Instructions to follow
Search the data for the string "label" and copy each line where it turns up.

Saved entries
_ _ _ _ _

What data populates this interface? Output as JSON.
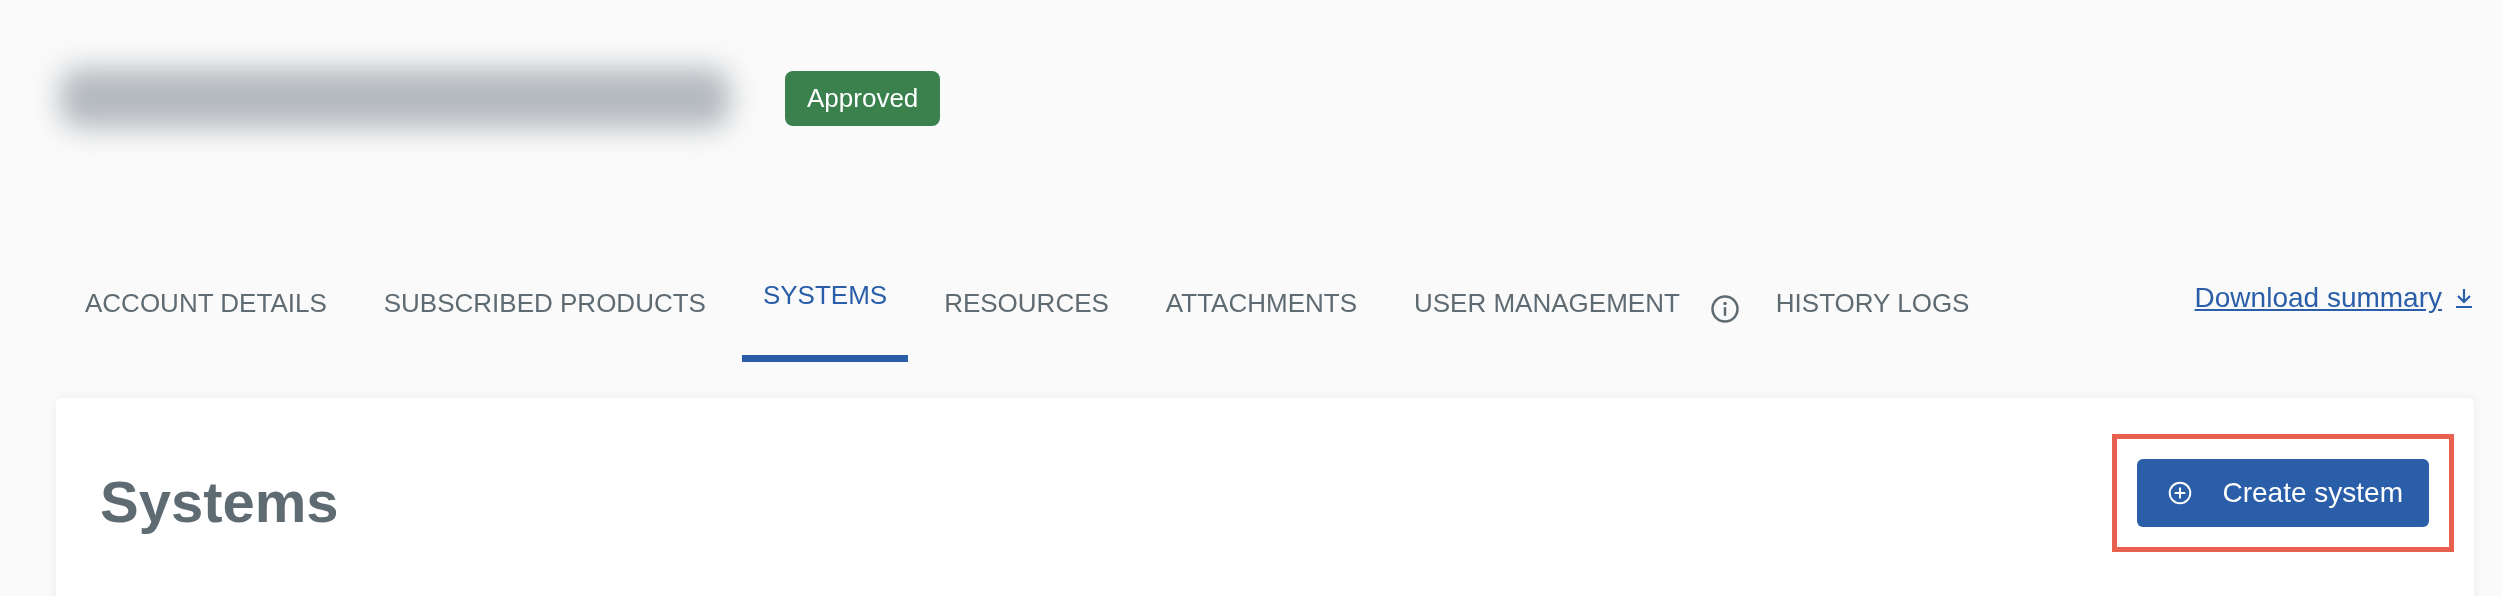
{
  "header": {
    "status_badge": "Approved"
  },
  "tabs": [
    {
      "label": "ACCOUNT DETAILS",
      "selected": false
    },
    {
      "label": "SUBSCRIBED PRODUCTS",
      "selected": false
    },
    {
      "label": "SYSTEMS",
      "selected": true
    },
    {
      "label": "RESOURCES",
      "selected": false
    },
    {
      "label": "ATTACHMENTS",
      "selected": false
    },
    {
      "label": "USER MANAGEMENT",
      "selected": false,
      "info": true
    },
    {
      "label": "HISTORY LOGS",
      "selected": false
    }
  ],
  "download_link": "Download summary",
  "card": {
    "title": "Systems",
    "create_button": "Create system",
    "highlighted": true
  }
}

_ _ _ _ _

Output of the exercise
      "label": "ACCOUNT DETAILS",
      "label": "SUBSCRIBED PRODUCTS",
      "label": "SYSTEMS",
      "label": "RESOURCES",
      "label": "ATTACHMENTS",
      "label": "USER MANAGEMENT",
      "label": "HISTORY LOGS",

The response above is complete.